District Departments » Pupil Services » Occupational Therapy

Occupational Therapy

Scott Aidlen, Program Supervisor

732-751-2480 x3815

saidlen@howell.k12.nj.us


 
Program Overview

The school district offers Occupational Therapy as an educationally based related service. An evaluation determines eligibility. This service provides students with the opportunity to maximize their potential within their educational program. Occupational Therapists use purposeful activities to facilitate a child's participation in self-maintenance, academic and vocational pursuits, as well as recreation that occurs in a school environment. Using direct and indirect services, as well as assistive technology and environmental modifications, school Occupational Therapists collaborate with parents, teachers, and other educational staff to help implement a child's special education program. In the schools, the focus of OT is on the child’s ability to function in the educational environment.

As long as the child’s educational needs are being appropriately met, the school-based OT is operating within his/her scope of practice and training.

Each Occupational Therapist, using professional judgment, evaluation data, and expected outcomes, selects a particular frame of reference, which will guide the intervention. Parents/guardians as well as instructional staff are encouraged to discuss concerns with the school therapist to help understand the reasoning used to guide the intervention.
  • Federal and state law governs the provision of school-based therapy. Therapy is a related service, and is provided only if the child needs therapy to function in the educational setting.
  • In the school, the IEP Team determines the need for therapy. Parents are a part of this team. The team determines the amount, frequency, and duration of therapy.
  • Therapy may be provided individually or in small groups by a therapist or therapist assistant. Intervention may or may not be provided directly with the child. Collaborating with educational staff to modify the child’s environment and daily school activities is always a part of school therapy.
  • Therapy takes place where the child receives education. Appropriate intervention may be provided in classrooms, hallways, gyms, playgrounds, lunchrooms, bathrooms, separate therapy rooms, or during instruction within the community; i.e., bowling or field trips.
  • The decision to discontinue therapy is made by the IEP Team. This may occur when the student no longer is eligible for special education, when other members of the IEP Team can provide necessary interventions, or when the child can perform school tasks without therapeutic intervention.
District Occupational Therapists

To locate the occupational therapist for your child's school please see the school’s Our Staff page.
Occupational Therapy: Frequently Asked Questions
 
My child was recently referred for an OT Evaluation. Exactly what is OT and what will it do for my child?

School-based Occupational Therapy is designed to enhance the student’s ability to fully access and be successful in the learning environment.

This might include working on handwriting or fine motor skills so the child can complete written assignments, helping the child organize himself or herself in the environment (including work space in and around the desk), working with the teacher to modify the classroom and/or adapting learning materials to facilitate successful participation.

How do I get OT for my child?
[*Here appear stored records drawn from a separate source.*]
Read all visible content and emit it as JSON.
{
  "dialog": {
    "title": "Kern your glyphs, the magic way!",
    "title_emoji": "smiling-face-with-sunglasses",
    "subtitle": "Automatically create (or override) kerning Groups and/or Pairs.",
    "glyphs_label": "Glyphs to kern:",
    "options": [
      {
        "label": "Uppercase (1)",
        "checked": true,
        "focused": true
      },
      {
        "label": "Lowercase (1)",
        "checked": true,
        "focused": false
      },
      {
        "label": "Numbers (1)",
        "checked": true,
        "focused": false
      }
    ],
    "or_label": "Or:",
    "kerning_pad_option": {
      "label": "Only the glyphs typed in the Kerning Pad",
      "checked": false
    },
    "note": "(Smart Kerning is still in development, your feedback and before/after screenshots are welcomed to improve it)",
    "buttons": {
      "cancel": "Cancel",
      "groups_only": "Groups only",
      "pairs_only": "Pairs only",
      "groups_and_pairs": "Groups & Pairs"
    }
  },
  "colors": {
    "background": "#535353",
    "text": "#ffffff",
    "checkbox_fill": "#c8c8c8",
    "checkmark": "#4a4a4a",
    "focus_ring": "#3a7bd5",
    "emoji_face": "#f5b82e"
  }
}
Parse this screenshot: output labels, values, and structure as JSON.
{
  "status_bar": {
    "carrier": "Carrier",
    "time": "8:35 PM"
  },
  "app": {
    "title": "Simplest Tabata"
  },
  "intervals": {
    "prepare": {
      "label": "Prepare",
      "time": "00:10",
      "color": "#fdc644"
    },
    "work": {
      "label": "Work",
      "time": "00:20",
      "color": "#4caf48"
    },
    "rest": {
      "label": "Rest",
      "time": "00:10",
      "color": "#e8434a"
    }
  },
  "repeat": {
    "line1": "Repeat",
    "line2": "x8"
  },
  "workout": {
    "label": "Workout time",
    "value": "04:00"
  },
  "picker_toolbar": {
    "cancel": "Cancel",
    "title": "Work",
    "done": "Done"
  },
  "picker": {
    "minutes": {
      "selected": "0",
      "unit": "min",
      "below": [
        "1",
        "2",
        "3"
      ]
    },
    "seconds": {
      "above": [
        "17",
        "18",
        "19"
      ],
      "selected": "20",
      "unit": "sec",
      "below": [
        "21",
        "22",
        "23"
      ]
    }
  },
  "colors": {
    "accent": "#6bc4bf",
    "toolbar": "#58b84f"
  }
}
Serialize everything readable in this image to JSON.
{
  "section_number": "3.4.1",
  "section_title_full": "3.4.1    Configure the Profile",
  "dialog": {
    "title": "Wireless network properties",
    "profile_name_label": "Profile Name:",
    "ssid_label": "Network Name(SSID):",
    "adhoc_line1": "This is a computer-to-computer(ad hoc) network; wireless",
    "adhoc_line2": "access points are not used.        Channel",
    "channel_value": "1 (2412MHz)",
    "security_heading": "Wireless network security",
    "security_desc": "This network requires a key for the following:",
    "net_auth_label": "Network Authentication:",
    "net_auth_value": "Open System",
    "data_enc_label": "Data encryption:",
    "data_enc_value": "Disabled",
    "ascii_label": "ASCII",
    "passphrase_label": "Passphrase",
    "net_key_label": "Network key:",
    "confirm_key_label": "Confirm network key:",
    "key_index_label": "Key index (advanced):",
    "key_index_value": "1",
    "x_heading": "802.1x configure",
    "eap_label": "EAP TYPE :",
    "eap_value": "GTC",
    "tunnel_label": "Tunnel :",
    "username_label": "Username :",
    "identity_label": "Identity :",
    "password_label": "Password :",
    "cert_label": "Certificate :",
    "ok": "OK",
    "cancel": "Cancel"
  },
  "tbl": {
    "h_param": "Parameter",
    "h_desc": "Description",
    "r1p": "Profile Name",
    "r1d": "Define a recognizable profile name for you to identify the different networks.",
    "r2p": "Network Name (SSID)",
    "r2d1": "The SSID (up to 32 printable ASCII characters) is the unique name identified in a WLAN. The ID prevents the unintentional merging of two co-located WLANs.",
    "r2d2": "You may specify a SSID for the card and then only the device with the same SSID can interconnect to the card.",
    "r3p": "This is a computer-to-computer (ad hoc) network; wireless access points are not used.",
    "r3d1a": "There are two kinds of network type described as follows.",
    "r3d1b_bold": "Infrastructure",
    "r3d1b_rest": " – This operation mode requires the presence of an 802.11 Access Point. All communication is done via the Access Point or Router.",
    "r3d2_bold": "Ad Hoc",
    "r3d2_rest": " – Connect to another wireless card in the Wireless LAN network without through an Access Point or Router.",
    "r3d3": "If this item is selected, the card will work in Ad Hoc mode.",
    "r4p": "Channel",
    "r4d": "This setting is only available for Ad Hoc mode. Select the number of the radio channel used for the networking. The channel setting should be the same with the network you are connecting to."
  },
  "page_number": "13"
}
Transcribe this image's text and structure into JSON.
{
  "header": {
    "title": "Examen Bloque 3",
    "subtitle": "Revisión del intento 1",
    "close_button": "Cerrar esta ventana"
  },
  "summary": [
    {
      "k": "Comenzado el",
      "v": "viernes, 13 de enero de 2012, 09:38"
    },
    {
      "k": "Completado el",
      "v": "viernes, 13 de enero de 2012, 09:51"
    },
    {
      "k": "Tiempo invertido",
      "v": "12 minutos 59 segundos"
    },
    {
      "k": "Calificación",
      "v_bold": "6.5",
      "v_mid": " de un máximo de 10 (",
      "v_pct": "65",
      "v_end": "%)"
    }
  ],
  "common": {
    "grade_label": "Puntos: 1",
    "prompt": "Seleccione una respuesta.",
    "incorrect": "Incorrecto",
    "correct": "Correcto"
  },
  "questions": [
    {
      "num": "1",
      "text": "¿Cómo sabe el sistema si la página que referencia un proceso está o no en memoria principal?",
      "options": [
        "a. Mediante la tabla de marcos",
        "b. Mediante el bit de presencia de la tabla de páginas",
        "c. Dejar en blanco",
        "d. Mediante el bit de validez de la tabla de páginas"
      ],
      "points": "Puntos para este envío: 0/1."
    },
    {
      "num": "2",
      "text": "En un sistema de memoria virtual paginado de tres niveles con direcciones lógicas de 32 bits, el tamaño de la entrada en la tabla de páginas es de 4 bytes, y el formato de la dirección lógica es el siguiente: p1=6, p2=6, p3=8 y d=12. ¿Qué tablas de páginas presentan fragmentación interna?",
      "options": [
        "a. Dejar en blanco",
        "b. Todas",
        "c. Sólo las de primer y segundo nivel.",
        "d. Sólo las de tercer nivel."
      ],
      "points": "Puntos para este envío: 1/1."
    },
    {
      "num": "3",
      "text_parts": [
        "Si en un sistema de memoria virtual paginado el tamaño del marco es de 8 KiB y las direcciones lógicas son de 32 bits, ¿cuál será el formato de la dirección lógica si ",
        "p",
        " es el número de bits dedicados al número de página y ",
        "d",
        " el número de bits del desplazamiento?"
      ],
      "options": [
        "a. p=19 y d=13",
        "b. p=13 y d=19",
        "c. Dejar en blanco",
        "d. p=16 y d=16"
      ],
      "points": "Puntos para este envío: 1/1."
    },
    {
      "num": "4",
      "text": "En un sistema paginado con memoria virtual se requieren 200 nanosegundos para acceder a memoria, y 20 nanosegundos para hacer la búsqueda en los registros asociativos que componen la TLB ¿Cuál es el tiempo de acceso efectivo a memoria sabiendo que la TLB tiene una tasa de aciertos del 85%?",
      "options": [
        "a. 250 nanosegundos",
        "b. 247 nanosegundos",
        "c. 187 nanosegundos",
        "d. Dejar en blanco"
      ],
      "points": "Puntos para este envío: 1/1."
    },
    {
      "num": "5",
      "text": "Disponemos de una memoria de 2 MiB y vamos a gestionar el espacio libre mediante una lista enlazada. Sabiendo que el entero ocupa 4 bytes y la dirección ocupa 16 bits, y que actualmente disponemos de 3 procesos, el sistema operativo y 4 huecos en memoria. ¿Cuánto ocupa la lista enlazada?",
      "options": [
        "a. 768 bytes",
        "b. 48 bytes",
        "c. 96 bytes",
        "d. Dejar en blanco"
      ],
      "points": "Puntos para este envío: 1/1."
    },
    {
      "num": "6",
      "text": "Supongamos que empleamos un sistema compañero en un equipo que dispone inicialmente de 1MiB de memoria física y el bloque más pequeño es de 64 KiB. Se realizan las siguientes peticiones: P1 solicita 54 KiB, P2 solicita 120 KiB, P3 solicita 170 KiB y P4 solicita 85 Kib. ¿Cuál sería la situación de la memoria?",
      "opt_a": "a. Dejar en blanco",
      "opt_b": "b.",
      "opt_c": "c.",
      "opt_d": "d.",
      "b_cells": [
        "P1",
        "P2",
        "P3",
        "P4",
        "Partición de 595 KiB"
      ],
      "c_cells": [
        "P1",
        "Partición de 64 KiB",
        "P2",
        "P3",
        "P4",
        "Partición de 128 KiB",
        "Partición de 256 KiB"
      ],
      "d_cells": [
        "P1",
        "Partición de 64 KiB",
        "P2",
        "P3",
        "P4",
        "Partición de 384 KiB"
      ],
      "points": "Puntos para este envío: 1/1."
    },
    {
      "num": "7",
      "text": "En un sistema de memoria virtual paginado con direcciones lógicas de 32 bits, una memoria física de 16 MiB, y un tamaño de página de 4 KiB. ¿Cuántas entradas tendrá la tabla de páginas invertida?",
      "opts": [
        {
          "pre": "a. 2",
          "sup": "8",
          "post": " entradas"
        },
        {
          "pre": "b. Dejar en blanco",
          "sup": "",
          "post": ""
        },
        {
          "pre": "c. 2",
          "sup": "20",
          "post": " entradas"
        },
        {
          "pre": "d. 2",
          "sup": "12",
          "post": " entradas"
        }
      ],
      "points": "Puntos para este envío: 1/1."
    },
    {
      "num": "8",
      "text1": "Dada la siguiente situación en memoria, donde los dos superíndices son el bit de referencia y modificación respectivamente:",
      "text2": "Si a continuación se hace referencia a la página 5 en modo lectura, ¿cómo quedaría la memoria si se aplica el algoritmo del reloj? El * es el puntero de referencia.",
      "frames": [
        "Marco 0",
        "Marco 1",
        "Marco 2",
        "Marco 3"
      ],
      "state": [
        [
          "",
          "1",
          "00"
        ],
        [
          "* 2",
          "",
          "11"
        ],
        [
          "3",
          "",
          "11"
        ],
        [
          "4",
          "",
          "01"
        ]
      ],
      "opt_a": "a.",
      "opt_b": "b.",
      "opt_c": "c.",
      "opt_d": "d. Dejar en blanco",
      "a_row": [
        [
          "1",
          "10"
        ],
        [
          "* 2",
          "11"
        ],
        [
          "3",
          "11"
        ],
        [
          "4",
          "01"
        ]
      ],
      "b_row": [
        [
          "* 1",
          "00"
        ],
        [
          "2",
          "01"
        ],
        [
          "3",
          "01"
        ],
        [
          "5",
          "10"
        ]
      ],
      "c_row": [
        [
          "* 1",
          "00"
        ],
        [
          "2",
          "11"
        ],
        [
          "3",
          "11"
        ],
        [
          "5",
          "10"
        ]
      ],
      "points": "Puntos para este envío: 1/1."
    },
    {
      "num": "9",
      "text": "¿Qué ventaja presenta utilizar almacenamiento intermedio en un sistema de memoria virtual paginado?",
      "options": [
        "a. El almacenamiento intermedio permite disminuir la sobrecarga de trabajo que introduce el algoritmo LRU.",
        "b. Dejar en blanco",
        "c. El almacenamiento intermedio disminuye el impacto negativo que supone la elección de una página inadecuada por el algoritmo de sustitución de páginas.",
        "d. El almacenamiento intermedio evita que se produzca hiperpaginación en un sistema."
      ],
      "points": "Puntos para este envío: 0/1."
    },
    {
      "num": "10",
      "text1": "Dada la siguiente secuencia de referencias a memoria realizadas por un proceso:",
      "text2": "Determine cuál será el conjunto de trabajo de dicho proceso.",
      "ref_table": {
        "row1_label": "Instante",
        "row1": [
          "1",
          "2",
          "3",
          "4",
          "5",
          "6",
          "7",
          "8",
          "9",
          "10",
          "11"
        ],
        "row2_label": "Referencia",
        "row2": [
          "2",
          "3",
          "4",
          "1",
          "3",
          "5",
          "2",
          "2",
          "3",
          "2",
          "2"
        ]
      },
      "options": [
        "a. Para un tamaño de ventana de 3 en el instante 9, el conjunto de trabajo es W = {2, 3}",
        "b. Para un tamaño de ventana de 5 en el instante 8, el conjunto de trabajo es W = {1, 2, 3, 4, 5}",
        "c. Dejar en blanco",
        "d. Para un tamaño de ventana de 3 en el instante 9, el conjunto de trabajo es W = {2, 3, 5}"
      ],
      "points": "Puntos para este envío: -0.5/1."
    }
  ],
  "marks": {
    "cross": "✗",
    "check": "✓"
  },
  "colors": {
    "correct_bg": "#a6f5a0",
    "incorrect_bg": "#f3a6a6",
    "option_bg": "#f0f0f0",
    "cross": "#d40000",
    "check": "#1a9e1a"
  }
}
Occupational Therapy (OT) is a related service under Part B of the Individuals with Disabilities Education Act (IDEA), and is provided to help students with a disability to benefit from special education. As such, OT is a supportive service. If your child has a disability, as defined by IDEA, and needs special education and related services to meet unique learning needs, then he/she might be eligible for OT services. Eligibility for special education does not mean automatic eligibility for related services, including OT. The multidisciplinary team, in concert with the OT evaluation, makes the final determination.

An OT recently evaluated my child, and I have some concerns about the test used. Are there particular tests that should be used?

Occupational therapists are responsible for determining the need for OT services. This is done via the data collection (evaluation) process, of which administering a particular test is only one part.

The therapist may use screening, standardized or non-standardized tests, depending on the need and type of information sought, which in this case should be directly related to your child’s ability to function and be successful in school.

While there is not one particular assessment tool that “should be used,” the therapist should be familiar with a variety of methods to gather the necessary information and to make an informed decision.

Where can I find more information about Occupational Therapy for my child?
  • The principal of your child’s school
  • The special education director or coordinator for your child’s school district
  • The American Occupational Therapy Association